My First Concert is a series of blogs that takes leading music-makers back to their childhoods to recall the formative experiences that led them to a life in music. As he looks forward to conducting the Orchestra of Opera North performing his own score to the classic silent film Wings, composer and conductor Carl Davis CBE recalls his early years in New York.
“My parents, well aware of my passion for music, decided an appropriate seventh birthday present would be an excursion into Manhattan to see the recently released Disney animated film Fantasia. This was a very prophetic move on their part as I have been involved in putting music to pictures ever since.
“Fantasia is, in fact, a concert on film. Some of the world’s most popular classical works and one of the most notorious (I’m thinking of Stravinsky’s The Rite of Spring) performed by the superb Philadelphia Symphony Orchestra, conducted by the flamboyant Leopold Stokowski, make up the soundtrack, brilliantly animated by Walt Disney. I was transfixed. I had a repertoire for life.”
Born in New York in 1936, Carl Davis gained conducting experience in his teens with the New York City Opera and the Robert Shaw Chorale, but he soon decided to focus on composing. In 1959 the revue Diversions, which he co-wrote, won an Off-Broadway Emmy, and its tour to the 1961 Edinburgh Festival brought him to the UK, where he made his home.

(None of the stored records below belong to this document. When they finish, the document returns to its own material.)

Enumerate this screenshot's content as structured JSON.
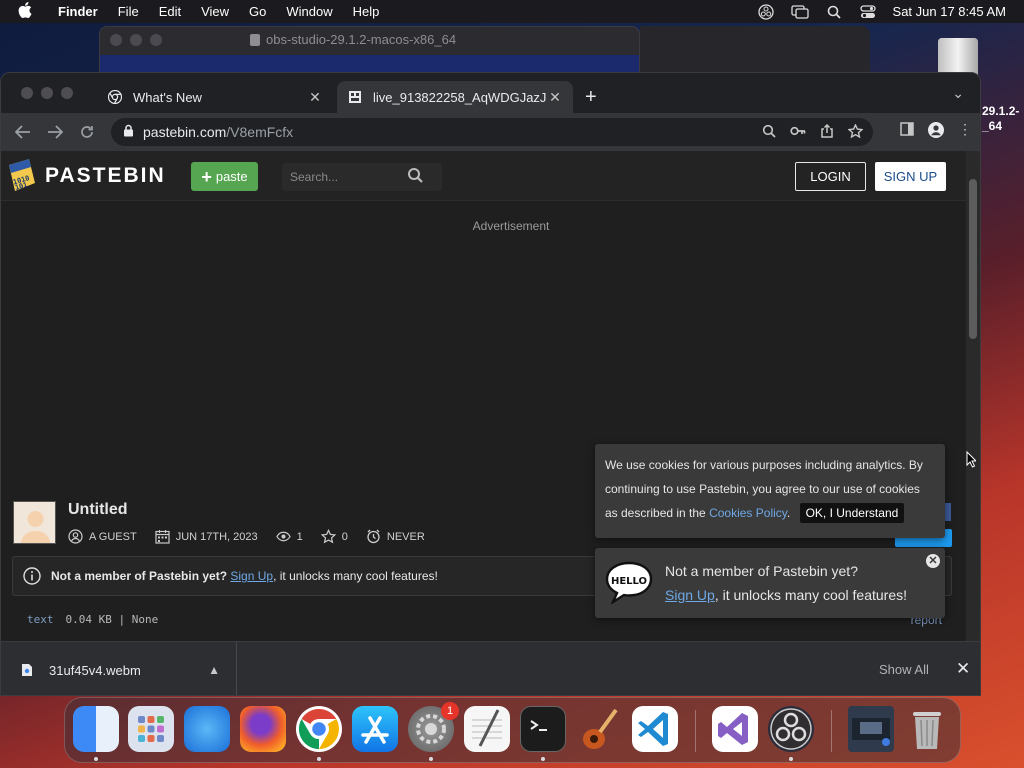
{
  "menubar": {
    "app": "Finder",
    "items": [
      "File",
      "Edit",
      "View",
      "Go",
      "Window",
      "Help"
    ],
    "clock": "Sat Jun 17  8:45 AM",
    "status_icons": [
      "obs-status-icon",
      "screen-mirroring-icon",
      "search-icon",
      "control-center-icon"
    ]
  },
  "background_window": {
    "title": "obs-studio-29.1.2-macos-x86_64"
  },
  "desktop": {
    "drive_label_line1": "29.1.2-",
    "drive_label_line2": "_64"
  },
  "browser": {
    "tabs": [
      {
        "label": "What's New",
        "active": false
      },
      {
        "label": "live_913822258_AqWDGJazJa",
        "active": true
      }
    ],
    "url_host": "pastebin.com",
    "url_path": "/V8emFcfx"
  },
  "pastebin": {
    "brand": "PASTEBIN",
    "paste_button": "paste",
    "search_placeholder": "Search...",
    "login": "LOGIN",
    "signup": "SIGN UP",
    "ad_label": "Advertisement",
    "paste_title": "Untitled",
    "meta": {
      "author": "A GUEST",
      "date": "JUN 17TH, 2023",
      "views": "1",
      "stars": "0",
      "expires": "NEVER"
    },
    "notice": {
      "bold": "Not a member of Pastebin yet?",
      "link": "Sign Up",
      "rest": ", it unlocks many cool features!"
    },
    "paste_bar": {
      "language": "text",
      "info": "0.04 KB | None",
      "report": "report"
    }
  },
  "cookie_popup": {
    "text_before": "We use cookies for various purposes including analytics. By continuing to use Pastebin, you agree to our use of cookies as described in the",
    "link": "Cookies Policy",
    "period": ".",
    "button": "OK, I Understand"
  },
  "member_popup": {
    "line1": "Not a member of Pastebin yet?",
    "link": "Sign Up",
    "rest": ", it unlocks many cool features!",
    "hello": "HELLO"
  },
  "download_shelf": {
    "file": "31uf45v4.webm",
    "show_all": "Show All"
  },
  "dock": {
    "apps": [
      "finder",
      "launchpad",
      "safari",
      "firefox",
      "chrome",
      "app-store",
      "system-settings",
      "textedit",
      "terminal",
      "garageband",
      "vscode",
      "visual-studio",
      "obs",
      "downloads-stack",
      "trash"
    ],
    "settings_badge": "1"
  }
}
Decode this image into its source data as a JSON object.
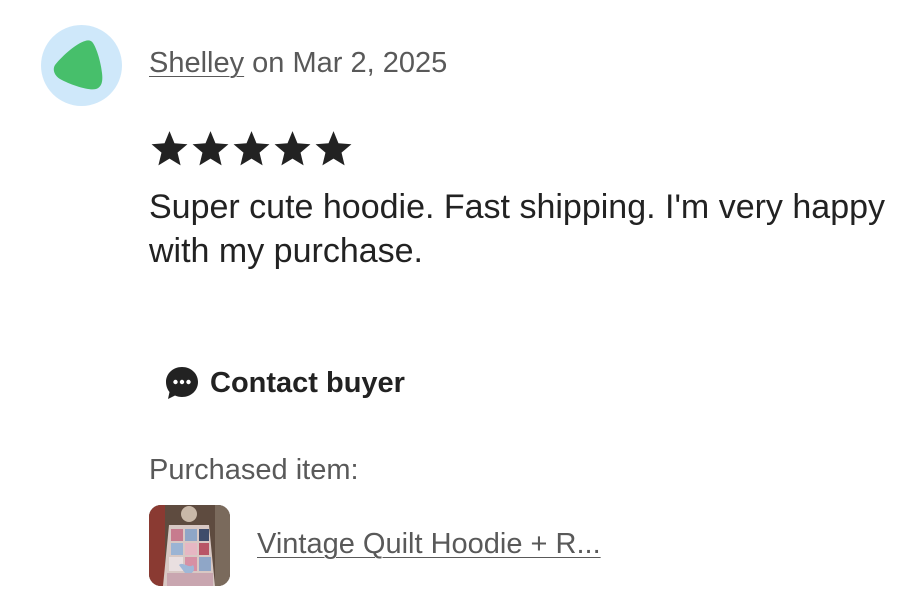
{
  "review": {
    "reviewer_name": "Shelley",
    "date_text": " on Mar 2, 2025",
    "rating": 5,
    "rating_max": 5,
    "text": "Super cute hoodie. Fast shipping. I'm very happy with my purchase.",
    "avatar_icon": "green-leaf-shape-icon"
  },
  "contact": {
    "label": "Contact buyer",
    "icon": "chat-bubble-icon"
  },
  "purchased": {
    "label": "Purchased item:",
    "item_title": "Vintage Quilt Hoodie + R..."
  },
  "colors": {
    "avatar_bg": "#cfe8fa",
    "avatar_shape": "#47bf6b",
    "text_primary": "#222222",
    "text_secondary": "#595959"
  }
}
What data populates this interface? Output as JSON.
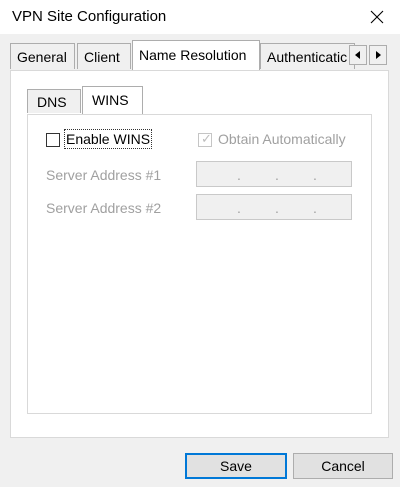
{
  "window": {
    "title": "VPN Site Configuration",
    "close_icon": "close-icon"
  },
  "tabs": [
    {
      "label": "General"
    },
    {
      "label": "Client"
    },
    {
      "label": "Name Resolution",
      "selected": true
    },
    {
      "label": "Authenticatic"
    }
  ],
  "tab_scroll": {
    "left_icon": "arrow-left-icon",
    "right_icon": "arrow-right-icon"
  },
  "subtabs": [
    {
      "label": "DNS"
    },
    {
      "label": "WINS",
      "selected": true
    }
  ],
  "wins": {
    "enable_label": "Enable WINS",
    "enable_checked": false,
    "obtain_label": "Obtain Automatically",
    "obtain_checked": true,
    "server1_label": "Server Address #1",
    "server2_label": "Server Address #2",
    "server1_value": [
      "",
      "",
      "",
      ""
    ],
    "server2_value": [
      "",
      "",
      "",
      ""
    ]
  },
  "buttons": {
    "save": "Save",
    "cancel": "Cancel"
  },
  "colors": {
    "accent": "#0078d7",
    "disabled_text": "#a0a0a0",
    "panel": "#ffffff",
    "background": "#f0f0f0"
  }
}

Soon after he was commissioned to create themes for British TV and radio programmes including That Was The Week That Was, and most famously, the landmark documentary series The World at War.
He is now best known for creating music to accompany silent films, and he will conduct the Orchestra of Opera North’s performance of his own score for the barnstorming 1927 classic Wings, at Huddersfield Town Hall on Thursday 18 October.